parades, and make them into crosses and garlands to decorate the Church.
Easter eggs are a very old tradition going to a time before Christianity.
Eggs after all are a symbol of spring and new life.
Exchanging and eating Easter eggs is a popular custom in many countries. In
the UK before they were replaced by chocolate Easter eggs real eggs were used,
in most cases, chicken eggs. The eggs were hard-boiled and dyed in various
colors and patterns. The traditionally bright colours represented spring and
light. Sadly, nowadays if you gave a child in Britain a hard-boiled egg on Easter
Sunday, you would probably end up wearing it!
An older more traditional game is one in which real eggs are rolled against
one another or down a hill. The owner of the egg that stayed uncracked the
longest won. Even today in the north of England, for example as at Preston in
Lancashire, they still carry out the custom of egg rolling. Hard boiled eggs
are rolled down slopes to see whose egg goes furthest. In other places another
game is played. You hold an egg in the palm of the hand and bang against your
opponent's egg. The loser is the one whose egg breaks first.
Nowadays people give each other Easter eggs made of chocolate, usually
hollow and filled with sweets. On TV you will see adverts for Cadbury's Creme
Eggs, a very sweet confectionery. The catchphrase for the adverts is "How
do you eat yours?" And Britain children hunt for (chocolate) Easter eggs
hidden about the home or garden by the Easter bunny.
The Easter Bunny
Rabbits, due to their fecund nature, have always been a symbol of
fertility.The Easter bunny (rabbit) however may actually be an Easter hare.

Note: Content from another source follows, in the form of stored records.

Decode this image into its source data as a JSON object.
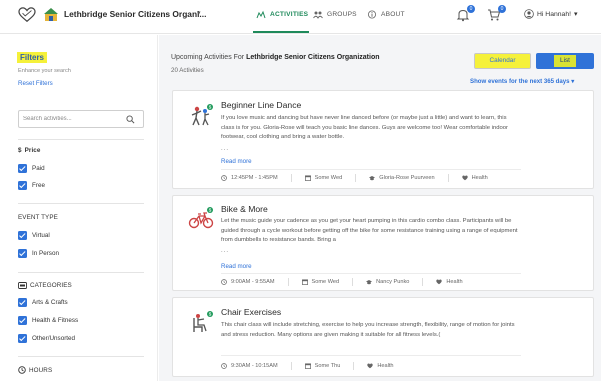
{
  "header": {
    "org_name": "Lethbridge Senior Citizens Organi...",
    "org_caret": "▾",
    "nav": [
      {
        "label": "ACTIVITIES",
        "active": true
      },
      {
        "label": "GROUPS",
        "active": false
      },
      {
        "label": "ABOUT",
        "active": false
      }
    ],
    "notif_count": "0",
    "cart_count": "0",
    "user_greeting": "Hi Hannah!",
    "user_caret": "▾"
  },
  "sidebar": {
    "title": "Filters",
    "subtitle": "Enhance your search",
    "reset": "Reset Filters",
    "search_placeholder": "Search activities...",
    "price": {
      "label": "Price",
      "options": [
        "Paid",
        "Free"
      ]
    },
    "event_type": {
      "label": "EVENT TYPE",
      "options": [
        "Virtual",
        "In Person"
      ]
    },
    "categories": {
      "label": "CATEGORIES",
      "options": [
        "Arts & Crafts",
        "Health & Fitness",
        "Other/Unsorted"
      ]
    },
    "hours": {
      "label": "HOURS"
    }
  },
  "main": {
    "upcoming_prefix": "Upcoming Activities For ",
    "upcoming_org": "Lethbridge Senior Citizens Organization",
    "count": "20 Activities",
    "calendar_label": "Calendar",
    "list_label": "List",
    "show_events": "Show events for the next 365 days",
    "show_caret": "▾",
    "cards": [
      {
        "title": "Beginner Line Dance",
        "desc": "If you love music and dancing but have never line danced before (or maybe just a little) and want to learn, this class is for you. Gloria-Rose will teach you basic line dances. Guys are welcome too! Wear comfortable indoor footwear, cool clothing and bring a water bottle.",
        "dots": "...",
        "read_more": "Read more",
        "time": "12:45PM - 1:45PM",
        "day": "Some Wed",
        "instructor": "Gloria-Rose Puurveen",
        "category": "Health"
      },
      {
        "title": "Bike & More",
        "desc": "Let the music guide your cadence as you get your heart pumping in this cardio combo class. Participants will be guided through a cycle workout before getting off the bike for some resistance training using a range of equipment from dumbbells to resistance bands. Bring a",
        "dots": "...",
        "read_more": "Read more",
        "time": "9:00AM - 9:55AM",
        "day": "Some Wed",
        "instructor": "Nancy Punko",
        "category": "Health"
      },
      {
        "title": "Chair Exercises",
        "desc": "This chair class will include stretching, exercise to help you increase strength, flexibility, range of motion for joints and stress reduction. Many options are given making it suitable for all fitness levels.(",
        "time": "9:30AM - 10:15AM",
        "day": "Some Thu",
        "category": "Health"
      }
    ]
  }
}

The
hare was allegedly a companion of the ancient Moon goddess and of Eostre.
Strangely the bunny as an Easter symbol seems to have it's origins in

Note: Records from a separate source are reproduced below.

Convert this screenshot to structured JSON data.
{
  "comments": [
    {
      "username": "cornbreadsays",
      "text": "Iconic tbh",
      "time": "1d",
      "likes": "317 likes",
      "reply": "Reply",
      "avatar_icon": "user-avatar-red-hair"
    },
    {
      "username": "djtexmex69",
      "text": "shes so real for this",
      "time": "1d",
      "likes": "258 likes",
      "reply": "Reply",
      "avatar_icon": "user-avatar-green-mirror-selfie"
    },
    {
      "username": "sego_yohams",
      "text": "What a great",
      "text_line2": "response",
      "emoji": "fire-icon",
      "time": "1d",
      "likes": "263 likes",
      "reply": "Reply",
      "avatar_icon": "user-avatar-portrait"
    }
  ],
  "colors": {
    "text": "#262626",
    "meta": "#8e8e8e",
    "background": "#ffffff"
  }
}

Germany, where it was first mentioned in German writings in the 16th Century.
The first edible Easter bunnies appeared in Germany during the early 1800s,
they were made of pastry and sugar.
In the UK children believe that if they are good the "Easter Bunny
" will leave (chocolate) eggs for them.
Sadly hare hunting (hare coursing) used to be a common pastime at Easter.
But this might please some of the more fundamentalist Christians, who consider
the fluffy fellow to be unchristian.
Morris dancing is a traditional English form of folk dance which is also
performed in other English-speaking countries such as the USA and Australia.
The roots of morris dancing seem to be very old, probably dating back to the
In the dance men dress up in costumes with hats and ribbons and bells
around their ankles. They dance through the streets and one man often carries
an inflated pigs bladder on the end of a stick. He will run up to young women
in the street and hit them over the head with the pigs bladder, this is
supposed to be lucky (men)!
Dressing Up For Easter
Easter was once a traditional day for getting married, that may be why
people often dress up for Easter. Women would make and wear special Easter
bonnets - decorated with flowers and ribbons. Even today in Battersea in London
there is a special Easter Parade, where hand-made bonnets are shown off.
Hot Cross Buns
Hot cross buns, now eaten throughout the Easter season, were first baked in
England to be served on Good
Friday. These small, lightly sweet yeast buns contain raisins or currants and
sometimes chopped candied fruit. Before baking, a cross is slashed in the top
of the bun. After baking, a confectioners' sugar icing is used to fill the
An old rhyme was often sung by children awaiting their sugary treat:
"Hot cross buns,
hot cross buns,
one a penny, two a penny,
hot cross buns.
If you do not like them,
give them to your sons,
one a penny, two a penny,
hot cross buns."